Undoubtedly, there are some Catholics who will argue that a single instance like this is enough to condemn the show wholesale. What could be worse than misrepresenting the Gospel? I concur that this is a very disappointing choice for the show’s creators to make. It is problematic, and I lament their decision. I therefore think it is completely justifiable to offer this pointed criticism and to encourage the show’s producers to be more careful, especially when the Gospel itself is quite clear.

I will still watch the show. I still think there is value in it. But this instance does lend credence to the need for caution. One needs to be informed about the Gospel to avoid coming to erroneous conclusions based on a dramatized representation. Individuals—especially parents—will ultimately need to decide whether they or their children will watch. There are various factors to consider, and I do not presume to be able to give a blanket recommendation that covers every particular circumstance. I merely wish to help viewers become informed about this specific matter. Perhaps it can be a starting point for discussion with one’s family and friends as well as for the purpose of evangelization. The fact that Jesus gave Simon the new name “Peter” and gave him the keys to the kingdom is an important part of Catholic theology, and it deserves defending against misrepresentations.

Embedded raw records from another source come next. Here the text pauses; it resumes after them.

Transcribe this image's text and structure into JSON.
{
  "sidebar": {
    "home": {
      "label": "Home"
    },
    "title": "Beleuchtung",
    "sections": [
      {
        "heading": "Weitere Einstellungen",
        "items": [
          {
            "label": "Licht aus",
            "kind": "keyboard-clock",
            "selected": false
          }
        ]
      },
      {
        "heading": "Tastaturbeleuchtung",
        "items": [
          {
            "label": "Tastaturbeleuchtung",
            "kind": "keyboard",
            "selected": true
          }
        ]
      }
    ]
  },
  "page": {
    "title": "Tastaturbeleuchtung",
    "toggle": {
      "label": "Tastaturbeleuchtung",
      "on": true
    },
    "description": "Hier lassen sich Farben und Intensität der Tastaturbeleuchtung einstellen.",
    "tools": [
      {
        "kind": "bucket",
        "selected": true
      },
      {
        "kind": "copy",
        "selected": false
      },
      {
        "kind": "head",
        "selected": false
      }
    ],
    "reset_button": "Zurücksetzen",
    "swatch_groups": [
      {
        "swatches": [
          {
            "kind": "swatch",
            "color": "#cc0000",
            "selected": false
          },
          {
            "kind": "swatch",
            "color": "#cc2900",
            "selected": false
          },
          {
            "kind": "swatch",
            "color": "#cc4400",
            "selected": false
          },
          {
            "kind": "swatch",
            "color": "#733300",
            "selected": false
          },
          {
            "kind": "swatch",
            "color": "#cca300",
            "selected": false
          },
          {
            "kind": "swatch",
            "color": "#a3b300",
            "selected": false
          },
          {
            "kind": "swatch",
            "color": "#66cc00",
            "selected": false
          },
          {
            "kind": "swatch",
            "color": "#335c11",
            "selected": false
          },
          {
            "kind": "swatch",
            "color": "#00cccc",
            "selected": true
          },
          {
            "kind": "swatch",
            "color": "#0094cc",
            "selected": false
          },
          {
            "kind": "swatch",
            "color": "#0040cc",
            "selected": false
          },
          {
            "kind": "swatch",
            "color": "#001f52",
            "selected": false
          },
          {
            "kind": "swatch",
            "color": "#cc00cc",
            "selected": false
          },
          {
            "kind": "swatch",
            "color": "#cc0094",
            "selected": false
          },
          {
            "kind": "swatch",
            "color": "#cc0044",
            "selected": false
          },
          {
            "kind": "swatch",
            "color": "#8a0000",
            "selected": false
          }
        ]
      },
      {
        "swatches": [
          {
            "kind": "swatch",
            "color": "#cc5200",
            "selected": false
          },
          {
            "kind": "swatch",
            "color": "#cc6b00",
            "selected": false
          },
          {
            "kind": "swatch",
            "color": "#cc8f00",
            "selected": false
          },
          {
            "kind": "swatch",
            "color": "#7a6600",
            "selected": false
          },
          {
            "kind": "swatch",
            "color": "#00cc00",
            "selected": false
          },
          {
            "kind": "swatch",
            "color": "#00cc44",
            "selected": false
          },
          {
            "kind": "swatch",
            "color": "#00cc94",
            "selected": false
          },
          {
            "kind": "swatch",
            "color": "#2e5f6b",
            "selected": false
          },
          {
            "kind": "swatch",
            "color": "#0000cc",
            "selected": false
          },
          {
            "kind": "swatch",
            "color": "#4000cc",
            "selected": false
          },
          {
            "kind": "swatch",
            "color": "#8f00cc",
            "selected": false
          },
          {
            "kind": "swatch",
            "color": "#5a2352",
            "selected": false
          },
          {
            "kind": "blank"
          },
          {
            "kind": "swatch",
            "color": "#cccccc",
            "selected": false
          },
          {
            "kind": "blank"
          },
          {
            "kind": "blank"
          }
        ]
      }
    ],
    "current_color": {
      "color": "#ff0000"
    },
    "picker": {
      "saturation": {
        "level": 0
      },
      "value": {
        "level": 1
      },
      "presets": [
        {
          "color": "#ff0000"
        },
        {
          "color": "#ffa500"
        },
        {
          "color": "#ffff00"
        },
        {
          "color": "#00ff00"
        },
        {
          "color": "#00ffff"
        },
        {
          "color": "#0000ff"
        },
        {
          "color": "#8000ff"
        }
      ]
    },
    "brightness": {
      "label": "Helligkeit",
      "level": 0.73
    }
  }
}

1 Jodi Stauffer and the St. Leo E-Team, “A Catholic Reflection Guide for The Chosen,” CatholicLink,
2 Fr. Hugh Barbour, O. Praem., “A Catholic priest Reviews The Chosen,” Catholic Answers (May 14, 2021).
3 Fr. Brian Graebe, “Does ‘The Chosen’ Get It Right About Our Lady,” National Catholic Register (March 25, 2022). He points out that Jesus of Nazareth (1977) and The Nativity Story (2006) likewise portray Mary as suffering labor pains.
I am quoting from the NRSV as found in The Word on Fire Bible, not from the show itself, which may or may not contain the exact same phrasing.